Narcolepsy No Laughing Matter for Woman with Cataplexy


Imagine if laughing or being surprised when someone walked into a room caused you to collapse and fall into a deep sleep for up to several minutes. Dr. Claire Allen does not have to imagine it, because she has cataplexy, a rare symptom of narcolepsy, which was causing her to fall asleep up to 100 times a day.

Narcolepsy is an invisible condition until you collapse

The UK Telegraph reports that Dr. Allen, a 35-year-old research scientist with the British Antarctic Survey, was diagnosed with narcolepsy more than five years ago. Narcolepsy is a sleep disorder that involves irregular patterns in rapid eye movement (REM) sleep and significant disruptions of a person’s normal sleep/wake cycle.

According to the Narcolepsy Network, the condition affects about 1 in 2,000 people in the United States, and many people with the condition go undiagnosed. Stanford’s Center for Narcolepsy notes that the condition impacts from 0.2 to 1.6 per 1,000 people around the world. In Britain, it is believed to affect an estimated 25,000 individuals.

Narcolepsy often takes years to recognize. The main symptom is excessive daytime sleepiness, with feelings of overwhelming fatigue throughout the day. Often individuals fall asleep for a few seconds at various times during the day. For people with a rare symptom of narcolepsy called cataplexy, emotions trigger them to fall asleep with little warning.

People with cataplexy can collapse or have their heads drop or jaws go slack when they experience a strong emotion, such as joy, laughter, or anger. In the most severe cases, which is what Claire experiences, individuals fall to the ground in a state of paralysis although they are awake and aware of what is happening around them. These episodes are triggered by the brain interpreting the emotional stimulus as the beginnings of REM sleep.


A quick loss of speech and vision are Claire’s only warning of a narcoleptic attack before she collapses, even though she remains awake. In the UK Telegraph she reported that “The attacks are caused by any emotional surprise or shock but laughter is definitely the strongest trigger.”

At one point during her more than five years with the disorder, Clair was collapsing around 100 times a day, with each episode lasting between 30 seconds to five minutes. She had to stop driving, and each day was a series of narcoleptic events. Now she is taking a new drug called Xyrem for her narcolepsy, and the number of collapses has been reduced to just several per month.

Before she began taking Xyrem, Claire was waking up 20 to 30 times a night, and she could not sleep for more than one hour at a time. Because sleep is necessary for the body to repair itself, she not only was losing valuable sleep, but rejuvenation of her skin, nails, and hair. Since starting the medication, Claire’s hair and nails have improved.
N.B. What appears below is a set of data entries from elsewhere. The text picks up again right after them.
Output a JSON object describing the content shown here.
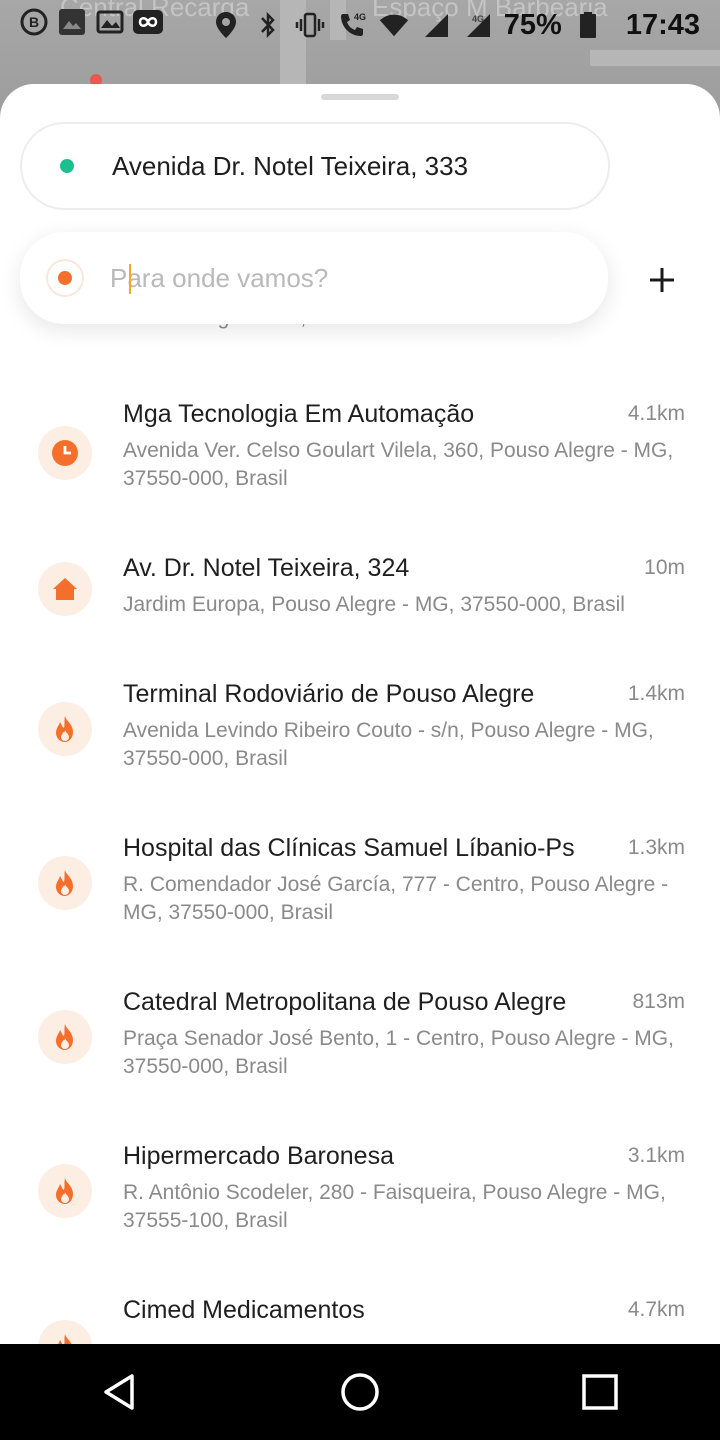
{
  "map": {
    "label_left": "Central Recarga",
    "label_right": "Espaço M Barbearia"
  },
  "status_bar": {
    "battery": "75%",
    "time": "17:43",
    "icons": [
      "whatsapp-business-icon",
      "gallery-icon",
      "image-icon",
      "infinity-app-icon",
      "location-icon",
      "bluetooth-icon",
      "vibrate-icon",
      "call-wifi-icon",
      "wifi-icon",
      "signal-icon",
      "signal-4g-icon",
      "battery-icon"
    ]
  },
  "origin": {
    "address": "Avenida Dr. Notel Teixeira, 333",
    "dot_color": "#1dbf8f"
  },
  "destination": {
    "placeholder": "Para onde vamos?",
    "dot_color": "#f36f2b"
  },
  "accent_color": "#f36f2b",
  "partial_top_item": {
    "address": "Pouso Alegre - MG, Brazil"
  },
  "places": [
    {
      "icon": "clock-icon",
      "title": "Mga Tecnologia Em Automação",
      "address": "Avenida Ver. Celso Goulart Vilela, 360, Pouso Alegre - MG, 37550-000, Brasil",
      "distance": "4.1km"
    },
    {
      "icon": "home-icon",
      "title": "Av. Dr. Notel Teixeira, 324",
      "address": "Jardim Europa, Pouso Alegre - MG, 37550-000, Brasil",
      "distance": "10m"
    },
    {
      "icon": "fire-icon",
      "title": "Terminal Rodoviário de Pouso Alegre",
      "address": "Avenida Levindo Ribeiro Couto - s/n, Pouso Alegre - MG, 37550-000, Brasil",
      "distance": "1.4km"
    },
    {
      "icon": "fire-icon",
      "title": "Hospital das Clínicas Samuel Líbanio-Ps",
      "address": "R. Comendador José García, 777 - Centro, Pouso Alegre - MG, 37550-000, Brasil",
      "distance": "1.3km"
    },
    {
      "icon": "fire-icon",
      "title": "Catedral Metropolitana de Pouso Alegre",
      "address": "Praça Senador José Bento, 1 - Centro, Pouso Alegre - MG, 37550-000, Brasil",
      "distance": "813m"
    },
    {
      "icon": "fire-icon",
      "title": "Hipermercado Baronesa",
      "address": "R. Antônio Scodeler, 280 - Faisqueira, Pouso Alegre - MG, 37555-100, Brasil",
      "distance": "3.1km"
    },
    {
      "icon": "fire-icon",
      "title": "Cimed Medicamentos",
      "address": "",
      "distance": "4.7km"
    }
  ],
  "nav_bar": [
    "back-icon",
    "home-circle-icon",
    "recents-icon"
  ]
}
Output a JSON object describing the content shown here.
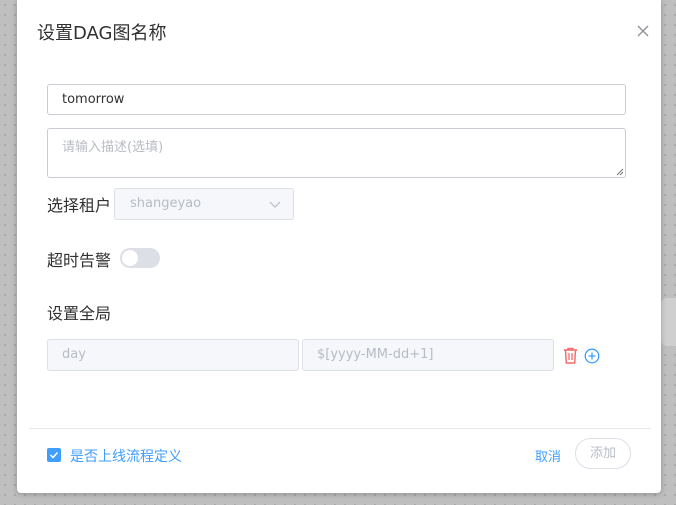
{
  "dialog": {
    "title": "设置DAG图名称",
    "name_value": "tomorrow",
    "description_placeholder": "请输入描述(选填)"
  },
  "tenant": {
    "label": "选择租户",
    "selected": "shangeyao"
  },
  "timeout_alarm": {
    "label": "超时告警",
    "enabled": false
  },
  "global_params": {
    "label": "设置全局",
    "rows": [
      {
        "key_placeholder": "day",
        "value_placeholder": "$[yyyy-MM-dd+1]"
      }
    ]
  },
  "footer": {
    "checkbox_label": "是否上线流程定义",
    "checkbox_checked": true,
    "cancel_label": "取消",
    "add_label": "添加"
  },
  "colors": {
    "primary": "#409eff",
    "danger": "#f56c6c"
  },
  "icons": [
    "close-icon",
    "chevron-down-icon",
    "delete-icon",
    "add-circle-icon",
    "check-icon"
  ]
}
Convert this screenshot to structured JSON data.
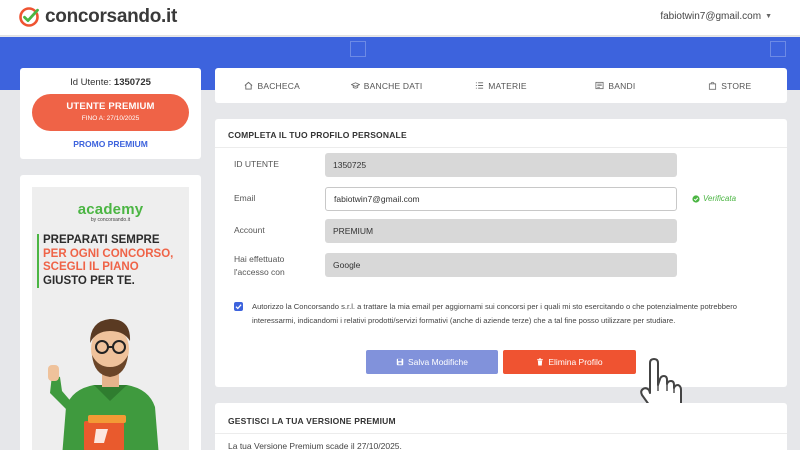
{
  "header": {
    "logo_text": "concorsando.it",
    "user_email": "fabiotwin7@gmail.com"
  },
  "user_card": {
    "id_label": "Id Utente:",
    "id_value": "1350725",
    "premium_title": "UTENTE PREMIUM",
    "premium_until": "FINO A: 27/10/2025",
    "promo_link": "PROMO PREMIUM"
  },
  "ad": {
    "logo_main": "academy",
    "logo_sub": "by concorsando.it",
    "line1": "PREPARATI SEMPRE",
    "line2": "PER OGNI CONCORSO,",
    "line3": "SCEGLI IL PIANO",
    "line4": "GIUSTO PER TE."
  },
  "nav": {
    "items": [
      {
        "label": "BACHECA",
        "icon": "home-icon"
      },
      {
        "label": "BANCHE DATI",
        "icon": "graduation-cap-icon"
      },
      {
        "label": "MATERIE",
        "icon": "list-icon"
      },
      {
        "label": "BANDI",
        "icon": "newspaper-icon"
      },
      {
        "label": "STORE",
        "icon": "shopping-bag-icon"
      }
    ]
  },
  "profile": {
    "title": "COMPLETA IL TUO PROFILO PERSONALE",
    "id_label": "ID UTENTE",
    "id_value": "1350725",
    "email_label": "Email",
    "email_value": "fabiotwin7@gmail.com",
    "verified_label": "Verificata",
    "account_label": "Account",
    "account_value": "PREMIUM",
    "access_label_1": "Hai effettuato",
    "access_label_2": "l'accesso con",
    "access_value": "Google",
    "consent_text": "Autorizzo la Concorsando s.r.l. a trattare la mia email per aggiornami sui concorsi per i quali mi sto esercitando o che potenzialmente potrebbero interessarmi, indicandomi i relativi prodotti/servizi formativi (anche di aziende terze) che a tal fine posso utilizzare per studiare.",
    "consent_checked": true,
    "save_label": "Salva Modifiche",
    "delete_label": "Elimina Profilo"
  },
  "premium_section": {
    "title": "GESTISCI LA TUA VERSIONE PREMIUM",
    "text": "La tua Versione Premium scade il 27/10/2025."
  },
  "colors": {
    "brand_blue": "#3d63dd",
    "accent_coral": "#ef6347",
    "delete_red": "#ef5331",
    "success_green": "#4bb543"
  }
}
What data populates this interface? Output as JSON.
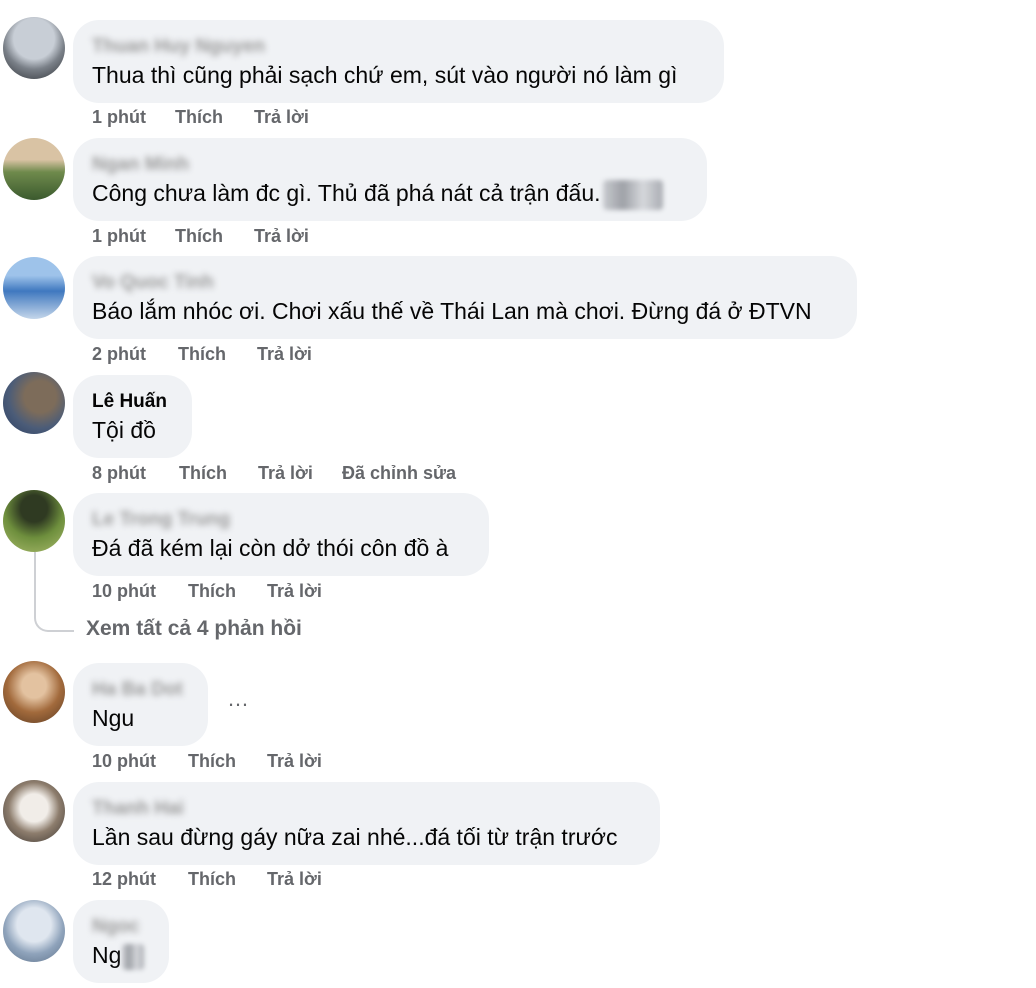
{
  "comments": [
    {
      "name": "",
      "text": "Thua thì cũng phải sạch chứ em, sút vào người nó làm gì",
      "time": "1 phút",
      "like": "Thích",
      "reply": "Trả lời",
      "edited": ""
    },
    {
      "name": "",
      "text": "Công chưa làm đc gì. Thủ đã phá nát cả trận đấu.",
      "time": "1 phút",
      "like": "Thích",
      "reply": "Trả lời",
      "edited": ""
    },
    {
      "name": "",
      "text": "Báo lắm nhóc ơi. Chơi xấu thế về Thái Lan mà chơi. Đừng đá ở ĐTVN",
      "time": "2 phút",
      "like": "Thích",
      "reply": "Trả lời",
      "edited": ""
    },
    {
      "name": "Lê Huấn",
      "text": "Tội đồ",
      "time": "8 phút",
      "like": "Thích",
      "reply": "Trả lời",
      "edited": "Đã chỉnh sửa"
    },
    {
      "name": "",
      "text": "Đá đã kém lại còn dở thói côn đồ à",
      "time": "10 phút",
      "like": "Thích",
      "reply": "Trả lời",
      "edited": ""
    },
    {
      "name": "",
      "text": "Ngu",
      "time": "10 phút",
      "like": "Thích",
      "reply": "Trả lời",
      "edited": ""
    },
    {
      "name": "",
      "text": "Lần sau đừng gáy nữa zai nhé...đá tối từ trận trước",
      "time": "12 phút",
      "like": "Thích",
      "reply": "Trả lời",
      "edited": ""
    },
    {
      "name": "",
      "text": "Ng",
      "time": "",
      "like": "",
      "reply": "",
      "edited": ""
    }
  ],
  "view_replies": "Xem tất cả 4 phản hồi",
  "more_icon": "…",
  "colors": {
    "bubble": "#f0f2f5",
    "meta": "#65676b",
    "text": "#050505"
  },
  "icons": [
    "more-options-icon"
  ]
}
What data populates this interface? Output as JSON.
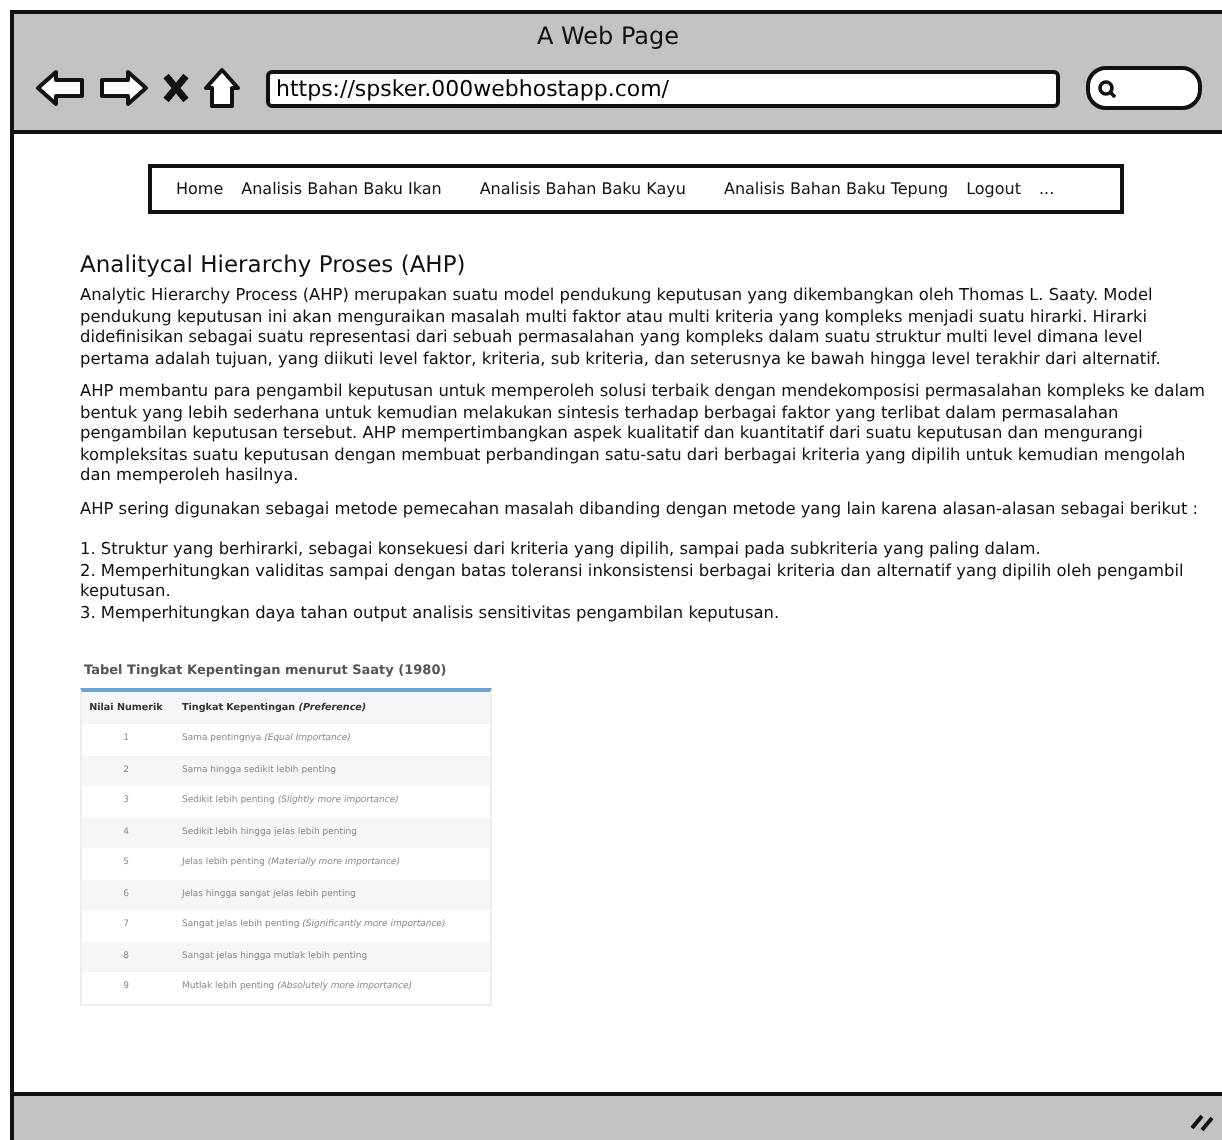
{
  "window": {
    "title": "A Web Page",
    "url": "https://spsker.000webhostapp.com/"
  },
  "nav": [
    "Home",
    "Analisis Bahan Baku Ikan",
    "Analisis Bahan Baku Kayu",
    "Analisis Bahan Baku Tepung",
    "Logout",
    "..."
  ],
  "heading": "Analitycal Hierarchy Proses (AHP)",
  "paragraphs": [
    "Analytic Hierarchy Process (AHP) merupakan suatu model pendukung keputusan yang dikembangkan oleh Thomas L. Saaty. Model pendukung keputusan ini akan menguraikan masalah multi faktor atau multi kriteria yang kompleks menjadi suatu hirarki. Hirarki didefinisikan sebagai suatu representasi dari sebuah permasalahan yang kompleks dalam suatu struktur multi level dimana level pertama adalah tujuan, yang diikuti level faktor, kriteria, sub kriteria, dan seterusnya ke bawah hingga level terakhir dari alternatif.",
    "AHP membantu para pengambil keputusan untuk memperoleh solusi terbaik dengan mendekomposisi permasalahan kompleks ke dalam bentuk yang lebih sederhana untuk kemudian melakukan sintesis terhadap berbagai faktor yang terlibat dalam permasalahan pengambilan keputusan tersebut. AHP mempertimbangkan aspek kualitatif dan kuantitatif dari suatu keputusan dan mengurangi kompleksitas suatu keputusan dengan membuat perbandingan satu-satu dari berbagai kriteria yang dipilih untuk kemudian mengolah dan memperoleh hasilnya.",
    "AHP sering digunakan sebagai metode pemecahan masalah dibanding dengan metode yang lain karena alasan-alasan sebagai berikut :"
  ],
  "reasons": [
    "1. Struktur yang berhirarki, sebagai konsekuesi dari kriteria yang dipilih, sampai pada subkriteria yang paling dalam.",
    "2. Memperhitungkan validitas sampai dengan batas toleransi inkonsistensi berbagai kriteria dan alternatif yang dipilih oleh pengambil keputusan.",
    "3. Memperhitungkan daya tahan output analisis sensitivitas pengambilan keputusan."
  ],
  "table": {
    "caption": "Tabel Tingkat Kepentingan menurut Saaty (1980)",
    "columns": [
      "Nilai Numerik",
      "Tingkat Kepentingan *(Preference)*"
    ],
    "rows": [
      [
        "1",
        "Sama pentingnya *(Equal Importance)*"
      ],
      [
        "2",
        "Sama hingga sedikit lebih penting"
      ],
      [
        "3",
        "Sedikit lebih penting *(Slightly more importance)*"
      ],
      [
        "4",
        "Sedikit lebih hingga jelas lebih penting"
      ],
      [
        "5",
        "Jelas lebih penting *(Materially more importance)*"
      ],
      [
        "6",
        "Jelas hingga sangat jelas lebih penting"
      ],
      [
        "7",
        "Sangat jelas lebih penting *(Significantly more importance)*"
      ],
      [
        "8",
        "Sangat jelas hingga mutlak lebih penting"
      ],
      [
        "9",
        "Mutlak lebih penting *(Absolutely more importance)*"
      ]
    ]
  }
}
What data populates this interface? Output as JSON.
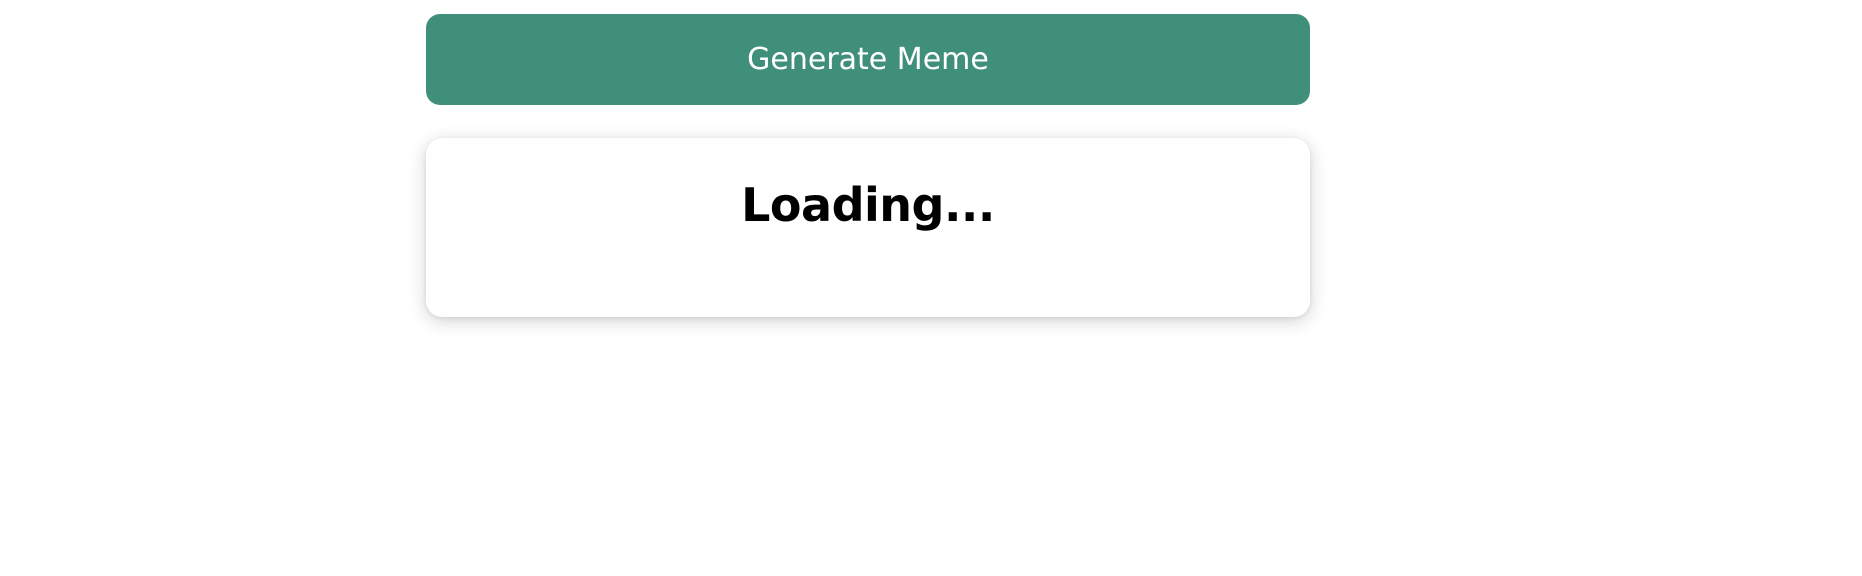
{
  "generator": {
    "button_label": "Generate Meme",
    "button_color": "#408f7b"
  },
  "result": {
    "status_text": "Loading..."
  }
}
Claire notes that “Many people go undiagnosed for many years. Having only half of my symptoms could have a devastating effect on someone’s life.” According to Dr. John Shneerson, an expert at Papworth Hospital’s Sleep Centre in Cambridge, “A great many lives would be improved if narcolepsy were better recognized.”

For more information about narcolepsy and cataplexy, and how to find help getting a diagnosis, see the Narcolepsy Network, the National Institute of Neurological Disorders and Stroke, and the Center for Narcolepsy at Stanford School of Medicine.

Narcolepsy Network
UK Telegraph